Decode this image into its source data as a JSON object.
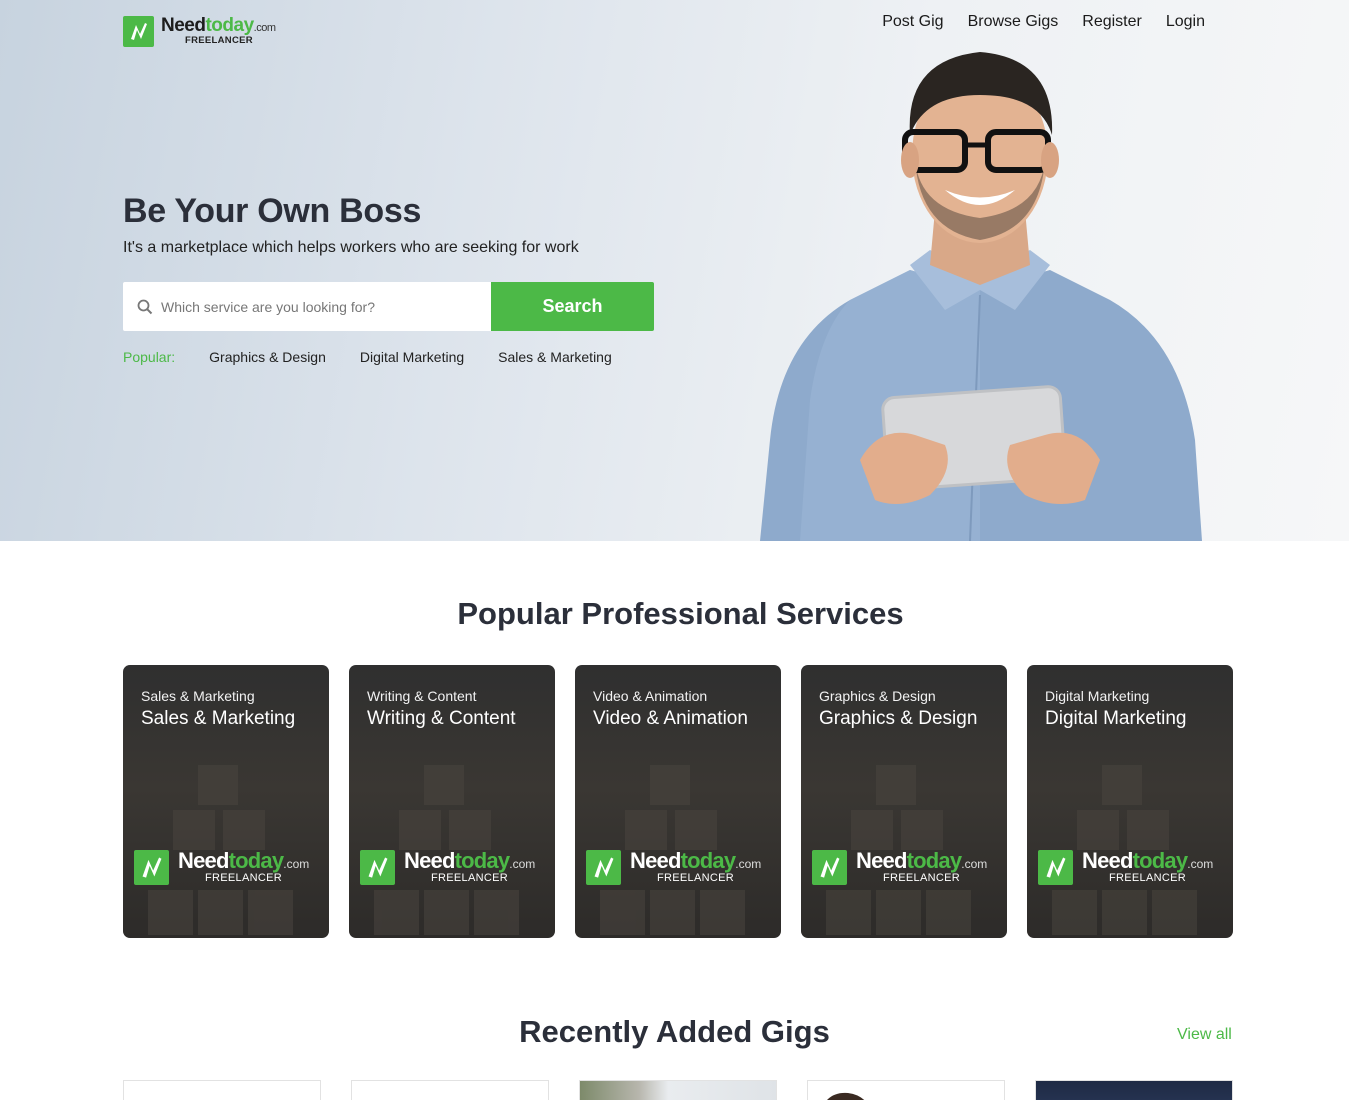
{
  "brand": {
    "need": "Need",
    "today": "today",
    "com": ".com",
    "tagline": "FREELANCER",
    "accent_color": "#4cb947"
  },
  "nav": {
    "items": [
      {
        "label": "Post Gig"
      },
      {
        "label": "Browse Gigs"
      },
      {
        "label": "Register"
      },
      {
        "label": "Login"
      }
    ]
  },
  "hero": {
    "title": "Be Your Own Boss",
    "subtitle": "It's a marketplace which helps workers who are seeking for work",
    "search_placeholder": "Which service are you looking for?",
    "search_value": "",
    "search_button": "Search",
    "popular_label": "Popular:",
    "popular_items": [
      "Graphics & Design",
      "Digital Marketing",
      "Sales & Marketing"
    ]
  },
  "services": {
    "title": "Popular Professional Services",
    "cards": [
      {
        "category": "Sales & Marketing",
        "name": "Sales & Marketing"
      },
      {
        "category": "Writing & Content",
        "name": "Writing & Content"
      },
      {
        "category": "Video & Animation",
        "name": "Video & Animation"
      },
      {
        "category": "Graphics & Design",
        "name": "Graphics & Design"
      },
      {
        "category": "Digital Marketing",
        "name": "Digital Marketing"
      }
    ]
  },
  "gigs": {
    "title": "Recently Added Gigs",
    "view_all": "View all"
  }
}
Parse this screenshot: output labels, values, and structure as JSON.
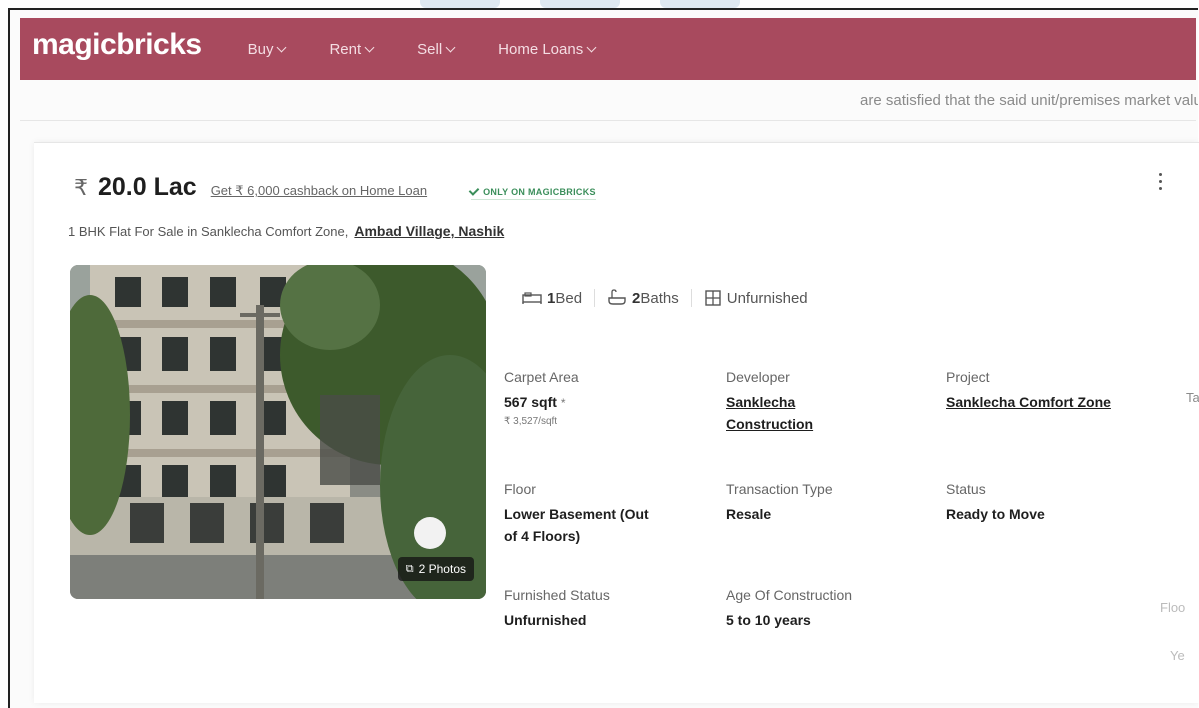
{
  "nav": {
    "logo": "magicbricks",
    "items": [
      {
        "label": "Buy"
      },
      {
        "label": "Rent"
      },
      {
        "label": "Sell"
      },
      {
        "label": "Home Loans"
      }
    ]
  },
  "background_text": {
    "behind_nav": "are satisfied that the said unit/premises market value of the property is",
    "side_labels": [
      "Ta",
      "Floo",
      "Ye"
    ]
  },
  "listing": {
    "rupee_symbol": "₹",
    "price": "20.0 Lac",
    "cashback": "Get ₹ 6,000 cashback on Home Loan",
    "badge": "ONLY ON MAGICBRICKS",
    "title": "1 BHK Flat For Sale in Sanklecha Comfort Zone,",
    "location": "Ambad Village, Nashik",
    "photos_label": "2 Photos",
    "amenities": [
      {
        "value": "1",
        "unit": "Bed",
        "icon": "bed-icon"
      },
      {
        "value": "2",
        "unit": "Baths",
        "icon": "bath-icon"
      },
      {
        "value": "",
        "unit": "Unfurnished",
        "icon": "furniture-icon"
      }
    ],
    "details": {
      "carpet_area": {
        "label": "Carpet Area",
        "value": "567 sqft",
        "marker": "*",
        "sub": "₹ 3,527/sqft"
      },
      "developer": {
        "label": "Developer",
        "value_line1": "Sanklecha",
        "value_line2": "Construction"
      },
      "project": {
        "label": "Project",
        "value": "Sanklecha Comfort Zone"
      },
      "floor": {
        "label": "Floor",
        "value_line1": "Lower Basement (Out",
        "value_line2": "of 4 Floors)"
      },
      "transaction_type": {
        "label": "Transaction Type",
        "value": "Resale"
      },
      "status": {
        "label": "Status",
        "value": "Ready to Move"
      },
      "furnished_status": {
        "label": "Furnished Status",
        "value": "Unfurnished"
      },
      "age": {
        "label": "Age Of Construction",
        "value": "5 to 10 years"
      }
    }
  },
  "colors": {
    "nav_bg": "#a84a5e",
    "badge_green": "#3a8e5a"
  }
}
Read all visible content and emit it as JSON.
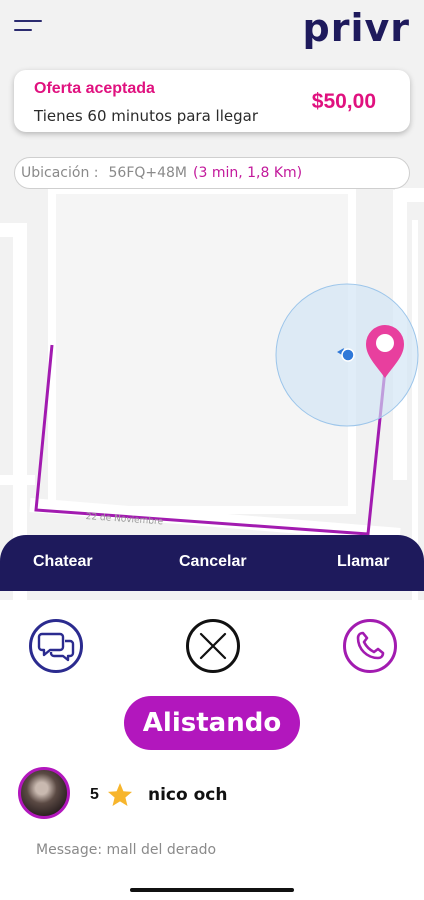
{
  "header": {
    "logo_text": "privr",
    "menu_icon": "hamburger-menu-icon"
  },
  "offer": {
    "title": "Oferta aceptada",
    "subtitle": "Tienes 60 minutos para llegar",
    "price": "$50,00"
  },
  "location": {
    "label": "Ubicación :",
    "code": "56FQ+48M",
    "eta": "(3 min, 1,8 Km)"
  },
  "map": {
    "street_label": "22 de Noviembre",
    "pin_icon": "map-pin-icon",
    "user_location_icon": "user-location-dot-icon"
  },
  "actions": {
    "chat_label": "Chatear",
    "cancel_label": "Cancelar",
    "call_label": "Llamar"
  },
  "status": {
    "label": "Alistando"
  },
  "user": {
    "rating": "5",
    "name": "nico och",
    "message": "Message: mall del derado"
  },
  "colors": {
    "brand_navy": "#1e1a5c",
    "accent_pink": "#e0117f",
    "accent_purple": "#b217bd",
    "route_purple": "#a21bb0",
    "star_yellow": "#f7b52c"
  }
}
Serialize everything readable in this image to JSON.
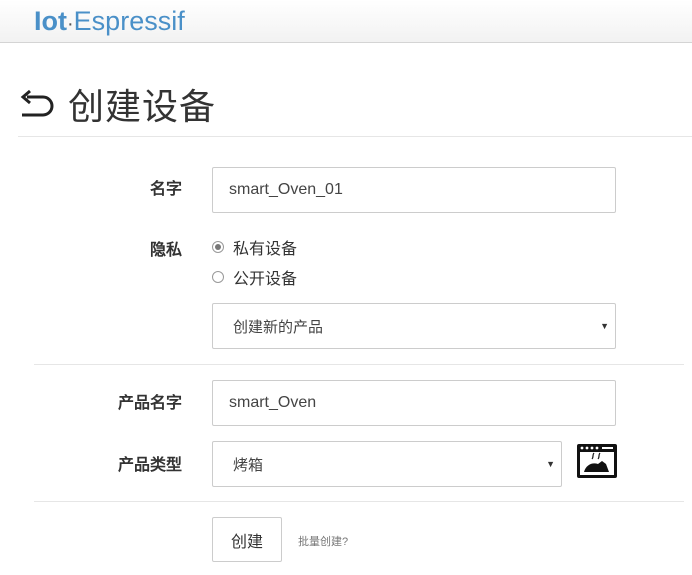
{
  "navbar": {
    "brand_part1": "Iot",
    "brand_dot": "·",
    "brand_part2": "Espressif"
  },
  "header": {
    "title": "创建设备",
    "back_icon": "back-arrow-icon"
  },
  "form": {
    "name_label": "名字",
    "name_value": "smart_Oven_01",
    "privacy_label": "隐私",
    "privacy_options": [
      {
        "label": "私有设备",
        "checked": true
      },
      {
        "label": "公开设备",
        "checked": false
      }
    ],
    "product_select_value": "创建新的产品",
    "product_name_label": "产品名字",
    "product_name_value": "smart_Oven",
    "product_type_label": "产品类型",
    "product_type_value": "烤箱",
    "product_type_icon": "oven-icon",
    "create_button_label": "创建",
    "batch_create_link": "批量创建?"
  },
  "colors": {
    "brand": "#4a90c8",
    "border": "#cccccc"
  }
}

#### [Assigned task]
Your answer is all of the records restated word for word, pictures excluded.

#### [Output for this task]
Decode this image into its source data as a JSON object.
{
  "brand": {
    "need": "Need",
    "today": "today",
    "com": ".com",
    "tagline": "FREELANCER",
    "accent_color": "#4cb947"
  },
  "nav": {
    "items": [
      {
        "label": "Post Gig"
      },
      {
        "label": "Browse Gigs"
      },
      {
        "label": "Register"
      },
      {
        "label": "Login"
      }
    ]
  },
  "hero": {
    "title": "Be Your Own Boss",
    "subtitle": "It's a marketplace which helps workers who are seeking for work",
    "search_placeholder": "Which service are you looking for?",
    "search_value": "",
    "search_button": "Search",
    "popular_label": "Popular:",
    "popular_items": [
      "Graphics & Design",
      "Digital Marketing",
      "Sales & Marketing"
    ]
  },
  "services": {
    "title": "Popular Professional Services",
    "cards": [
      {
        "category": "Sales & Marketing",
        "name": "Sales & Marketing"
      },
      {
        "category": "Writing & Content",
        "name": "Writing & Content"
      },
      {
        "category": "Video & Animation",
        "name": "Video & Animation"
      },
      {
        "category": "Graphics & Design",
        "name": "Graphics & Design"
      },
      {
        "category": "Digital Marketing",
        "name": "Digital Marketing"
      }
    ]
  },
  "gigs": {
    "title": "Recently Added Gigs",
    "view_all": "View all"
  }
}
Parse this screenshot: output labels, values, and structure as JSON.
{
  "nav": {
    "logo": "magicbricks",
    "items": [
      {
        "label": "Buy"
      },
      {
        "label": "Rent"
      },
      {
        "label": "Sell"
      },
      {
        "label": "Home Loans"
      }
    ]
  },
  "background_text": {
    "behind_nav": "are satisfied that the said unit/premises market value of the property is",
    "side_labels": [
      "Ta",
      "Floo",
      "Ye"
    ]
  },
  "listing": {
    "rupee_symbol": "₹",
    "price": "20.0 Lac",
    "cashback": "Get ₹ 6,000 cashback on Home Loan",
    "badge": "ONLY ON MAGICBRICKS",
    "title": "1 BHK Flat For Sale in Sanklecha Comfort Zone,",
    "location": "Ambad Village, Nashik",
    "photos_label": "2 Photos",
    "amenities": [
      {
        "value": "1",
        "unit": "Bed",
        "icon": "bed-icon"
      },
      {
        "value": "2",
        "unit": "Baths",
        "icon": "bath-icon"
      },
      {
        "value": "",
        "unit": "Unfurnished",
        "icon": "furniture-icon"
      }
    ],
    "details": {
      "carpet_area": {
        "label": "Carpet Area",
        "value": "567 sqft",
        "marker": "*",
        "sub": "₹ 3,527/sqft"
      },
      "developer": {
        "label": "Developer",
        "value_line1": "Sanklecha",
        "value_line2": "Construction"
      },
      "project": {
        "label": "Project",
        "value": "Sanklecha Comfort Zone"
      },
      "floor": {
        "label": "Floor",
        "value_line1": "Lower Basement (Out",
        "value_line2": "of 4 Floors)"
      },
      "transaction_type": {
        "label": "Transaction Type",
        "value": "Resale"
      },
      "status": {
        "label": "Status",
        "value": "Ready to Move"
      },
      "furnished_status": {
        "label": "Furnished Status",
        "value": "Unfurnished"
      },
      "age": {
        "label": "Age Of Construction",
        "value": "5 to 10 years"
      }
    }
  },
  "colors": {
    "nav_bg": "#a84a5e",
    "badge_green": "#3a8e5a"
  }
}
Read all visible content and emit it as JSON.
{
  "header": {
    "logo_text": "privr",
    "menu_icon": "hamburger-menu-icon"
  },
  "offer": {
    "title": "Oferta aceptada",
    "subtitle": "Tienes 60 minutos para llegar",
    "price": "$50,00"
  },
  "location": {
    "label": "Ubicación :",
    "code": "56FQ+48M",
    "eta": "(3 min, 1,8 Km)"
  },
  "map": {
    "street_label": "22 de Noviembre",
    "pin_icon": "map-pin-icon",
    "user_location_icon": "user-location-dot-icon"
  },
  "actions": {
    "chat_label": "Chatear",
    "cancel_label": "Cancelar",
    "call_label": "Llamar"
  },
  "status": {
    "label": "Alistando"
  },
  "user": {
    "rating": "5",
    "name": "nico och",
    "message": "Message: mall del derado"
  },
  "colors": {
    "brand_navy": "#1e1a5c",
    "accent_pink": "#e0117f",
    "accent_purple": "#b217bd",
    "route_purple": "#a21bb0",
    "star_yellow": "#f7b52c"
  }
}
Serialize everything readable in this image to JSON.
{
  "navbar": {
    "brand_part1": "Iot",
    "brand_dot": "·",
    "brand_part2": "Espressif"
  },
  "header": {
    "title": "创建设备",
    "back_icon": "back-arrow-icon"
  },
  "form": {
    "name_label": "名字",
    "name_value": "smart_Oven_01",
    "privacy_label": "隐私",
    "privacy_options": [
      {
        "label": "私有设备",
        "checked": true
      },
      {
        "label": "公开设备",
        "checked": false
      }
    ],
    "product_select_value": "创建新的产品",
    "product_name_label": "产品名字",
    "product_name_value": "smart_Oven",
    "product_type_label": "产品类型",
    "product_type_value": "烤箱",
    "product_type_icon": "oven-icon",
    "create_button_label": "创建",
    "batch_create_link": "批量创建?"
  },
  "colors": {
    "brand": "#4a90c8",
    "border": "#cccccc"
  }
}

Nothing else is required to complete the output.